Education Curriculum Subcommittee Passes Football Video Review Mandate
HB 32 by Rep. Demetrius Douglas (D-Stockbridge) mandates that video review be made available in high school football championship games. The subcommittee passed the legislation but House Education Chair Chris Erwin (R-Homer) requested that Douglas amend his bill to clarify that it pertains to video review, not instant replay.
The bill is expected to next be heard in the full House Education Committee.
House Education Policy Subcommittee Considers Student Alternative Transport & Suicide Screening Bills
A subcommittee of House Education considered - but did not vote on - two pieces of legislation:
HB 51, sponsored by Rep. Clay Pirkle (R-Ashburn), allows school districts to transport students in vehicles other than school buses. Currently this transportation option is only open to students experiencing homelessness and special education students. Pirkle described the legislation as providing school districts with added flexibility to transport students to school and school-related activities. The State Board of Education would be responsible for setting the minimum standards for vehicles and drivers. Committee discussion centered on notice to parents and whether smaller vehicles would have cameras.
HB 141, by Rep. Mesha Mainor (D-Atlanta), seeks to require schools to conduct suicide screenings on all students, ages 8 through 18.
Bill sponsors were encouraged to consider subcommittee member feedback before discussion resumes at a later meeting.
Education Appropriations Subcommittee Reviews Gov. Kemp’s FY 2024 Budget Proposals
Leaders of education-related agencies walked members of the education subcommittee of the House Appropriations Committee through Gov. Brian Kemp’s proposed Fiscal Year (FY) 2024 budget, which is available here. Lawmakers showed particular interest in agency staffing, asking each agency representative their total number of employees, turnover rate, current vacancies, and whether the proposed FY 2024 budget provided sufficient funding to provide the $2,000 cost of living adjustment to all eligible employees. Several cited strains in selected areas. Committee members also asked if agencies had any unmet capital needs, and all reported they did not.
Agencies presenting their budgets were:
Governor’s Office of Student Achievement
Georgia Professional Standards Commission
Employee Retirement System
Teachers Retirement System
Department of Early Care and Learning
Department of Education

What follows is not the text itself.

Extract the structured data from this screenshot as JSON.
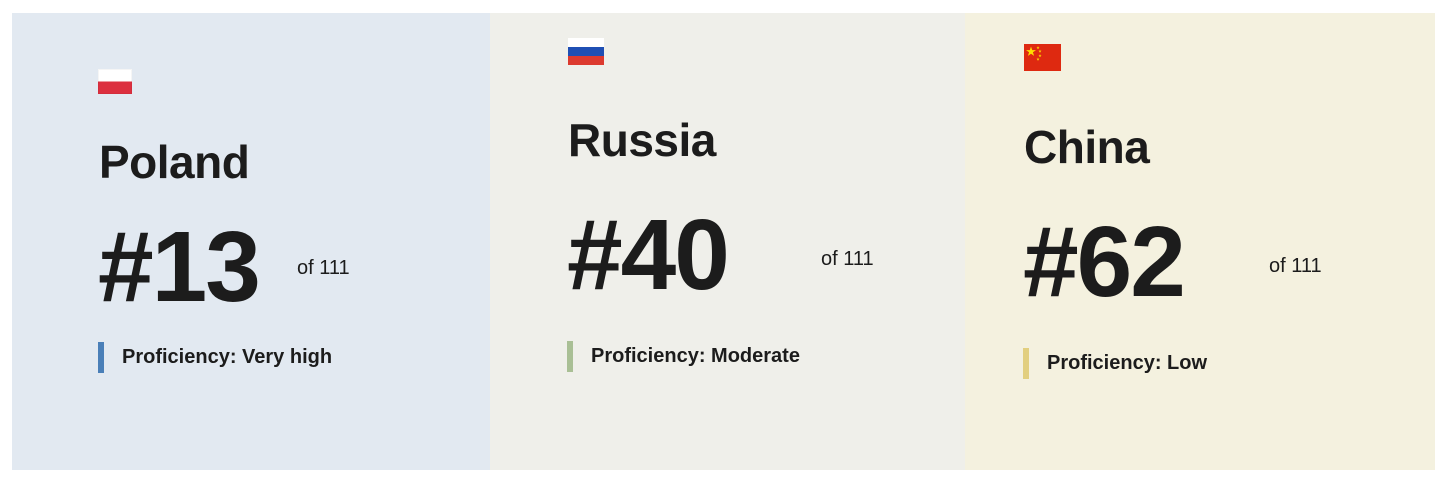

Agency presentations followed up on previous ones agency leaders made at the joint House and Senate appropriations committee in January, giving lawmakers a chance to ask additional questions and delve into more detail. One item that caught the attention of several lawmakers was the proposed elimination of funding for three alternative high schools. Chair Matt Dubnik (R-Gainesville) stated the aim of lawmakers is to continue funding the schools and wanted additional information about plans for doing for so.
Buster Evans, executive director of the Teachers Retirement System, noted that 212 retired teachers returned to the classroom full-time after the passage of the Return-to-Work bill in 2022, putting experienced, certified teachers in special education, math, and science classrooms.
Lawmakers will continue reviewing the proposed FY 2024 budget and make revisions to it before sending it to the full Appropriations Committee.
Tuesday, Feb. 14 – Legislative Day 18
House Motor Vehicles, 8 a.m., 606 CLOB
Senate Education & Youth, 2:30 p.m., 450 CAP
Wednesday, Feb. 15 – Legislative Day 19
House Public Safety & Homeland Security, 1 p.m., 506 CLOB
Senate Education & Youth and Senate Higher Education Joint Committee, 2 p.m., 307 CLOB
Thursday, Feb. 16 – Legislative Day 20
Senate Retirement, 1 p.m., Mezz 1 CAP
Tuesday, Feb. 21 – Legislative Day 21/PAGE Day on Capitol Hill